Reducing Flood Risk in Kingston with Efficient Drainage Systems

Title: Mitigating Flood Risk in Kingston Through Efficient Drainage Systems

Kingston, renowned for its beautiful landscape and historical importance, has been grappling with flood risks for years. Rainstorms and hurricanes, as typical weather fronts, have continually intensified the persistent onslaught of floods in this area. As a city vulnerable to these onslaughts, Kingston must prioritize the design, maintenance, and implementation of efficient drainage systems that can provide effective flood risk reduction.

One of the pivotal strategies for reducing flood risk in the city involves improving the existing drainage systems. In many areas of Kingston, antiquated or inadequate drainage networks have resulted in frequent occurrences of flash floods, particularly following heavy rainstorms. Instead of directing stormwater away from residential and commercial areas, the failing drain networks tend to exacerbate flooding hazards. Through the implementation of modern and efficient drainage systems, we can enhance the capacity of our town to quickly and effectively direct stormwater runoff during severe weather events.

For instance, updating the city’s drainage infrastructure with the introduction of gravel-filled trenches, otherwise known as French drains, will expedite water removal and significantly reduce the risk of flooding. French drains work by collecting surface water and redirecting it away from properties drainage kingston to safer locations. In addition, porous pavements, which allow rainwater to infiltrate the ground, can be incorporated into public roads and walkways. These provide an effective and aesthetic solution that alleviates the water pressure on the drainage systems, thus reducing floods.

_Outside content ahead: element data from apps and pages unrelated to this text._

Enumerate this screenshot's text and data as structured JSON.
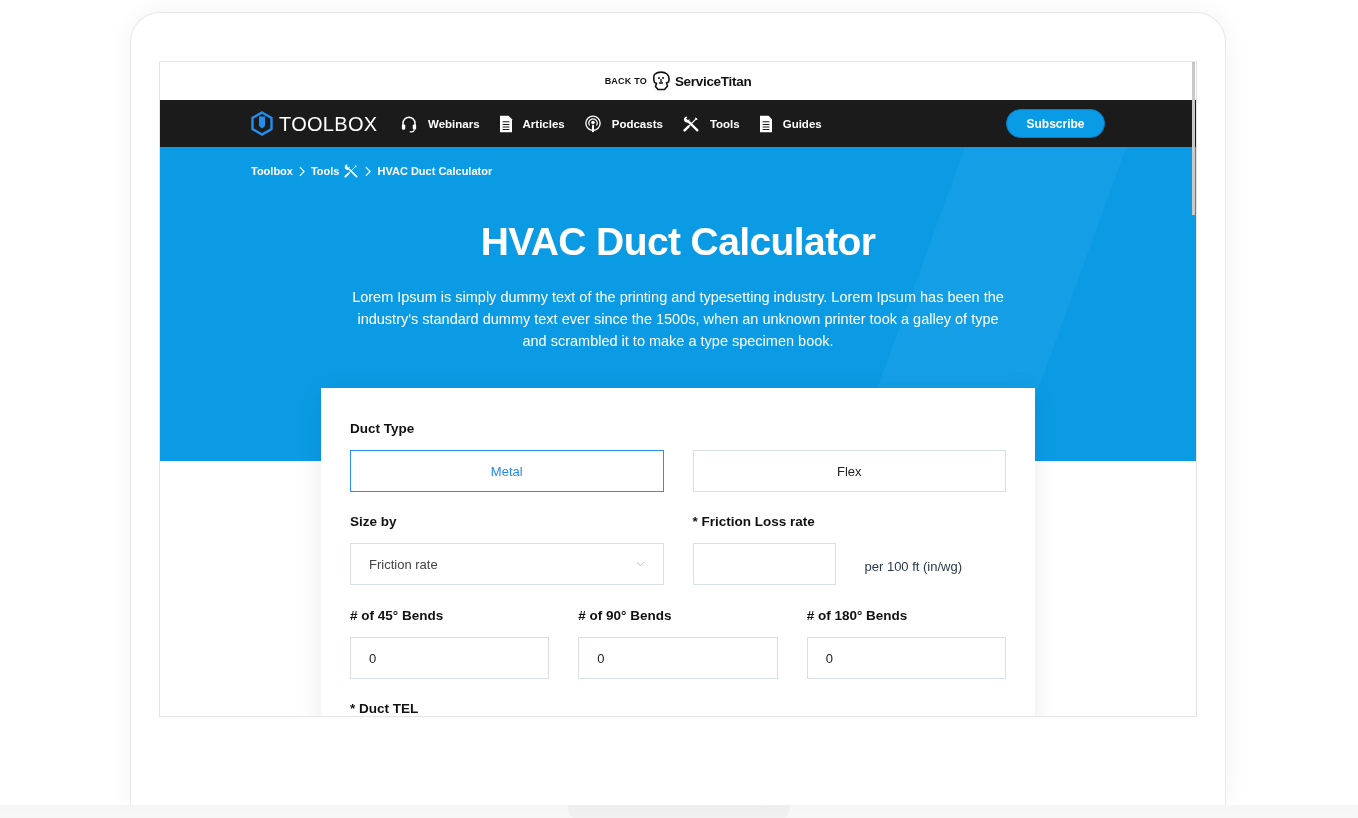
{
  "top_bar": {
    "back_to": "BACK TO",
    "brand": "ServiceTitan"
  },
  "nav": {
    "logo": "TOOLBOX",
    "items": [
      {
        "label": "Webinars",
        "kind": "webinars"
      },
      {
        "label": "Articles",
        "kind": "articles"
      },
      {
        "label": "Podcasts",
        "kind": "podcasts"
      },
      {
        "label": "Tools",
        "kind": "tools"
      },
      {
        "label": "Guides",
        "kind": "guides"
      }
    ],
    "subscribe": "Subscribe"
  },
  "breadcrumb": [
    {
      "label": "Toolbox",
      "kind": "link"
    },
    {
      "label": "Tools",
      "kind": "tools"
    },
    {
      "label": "HVAC Duct Calculator",
      "kind": "current"
    }
  ],
  "hero": {
    "title": "HVAC Duct Calculator",
    "description": "Lorem Ipsum is simply dummy text of the printing and typesetting industry. Lorem Ipsum has been the industry's standard dummy text ever since the 1500s, when an unknown printer took a galley of type and scrambled it to make a type specimen book."
  },
  "form": {
    "duct_type": {
      "label": "Duct Type",
      "options": [
        {
          "label": "Metal",
          "selected": true
        },
        {
          "label": "Flex",
          "selected": false
        }
      ]
    },
    "size_by": {
      "label": "Size by",
      "value": "Friction rate"
    },
    "friction_loss_rate": {
      "label": "* Friction Loss rate",
      "unit": "per 100 ft (in/wg)"
    },
    "bends": [
      {
        "label": "# of 45° Bends",
        "value": "0"
      },
      {
        "label": "# of 90° Bends",
        "value": "0"
      },
      {
        "label": "# of 180° Bends",
        "value": "0"
      }
    ],
    "duct_tel": {
      "label": "* Duct TEL"
    }
  }
}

Furthermore, the introduction of green rooftops—that is, roofs covered with vegetation—can serve dual purposes. They reduce flood risk by absorbing rainwater, thus mitigating runoff and pressure on drains, and they also enhance biodiversity and thermal insulation of the buildings. Similarly, rain gardens, bioswales, and other rain-harvesting systems can be integrated into the city’s landscape to further encourage water absorption, thereby reducing the amount of stormwater entering the drains and ultimately reducing flood risk.

Maintaining these drainage systems is essential for ensuring their longevity and efficiency. Kingston needs a consistent inspection and maintenance schedule for its drainage network. By regularly examining drains for blockages and other main issues—such as pipe collapses, broken or misaligned joints, or infiltration by tree roots—we can significantly reduce the risk of drainage system failures during severe weather events.

The engagement of local communities in our efforts is also mandatory. By educating residents about the importance of proper waste disposal, we can reduce instances of waste blockages in drainage systems that often contribute to flooding.

Implementing efficient drainage systems requires a tailored approach to each specific area based on its topography, hydrography, and urban infrastructure. By fostering a combination of engineering innovation, consistent maintenance, environmental consideration, and public education, we can reduce the risk of flooding in our beloved city of Kingston.

The quest of reducing flood risk in Kingston is not a linear one. It embodies many phases, different elements, and several layers of infrastructure. But through proper planning, community involvement, and efficient drainage systems, the city can significantly reduce its susceptibility to flooding while ensuring its residents’ safety and wellbeing. Above all, these measures contribute to a resilient, sustainable, and overall more flood-resistant Kingston.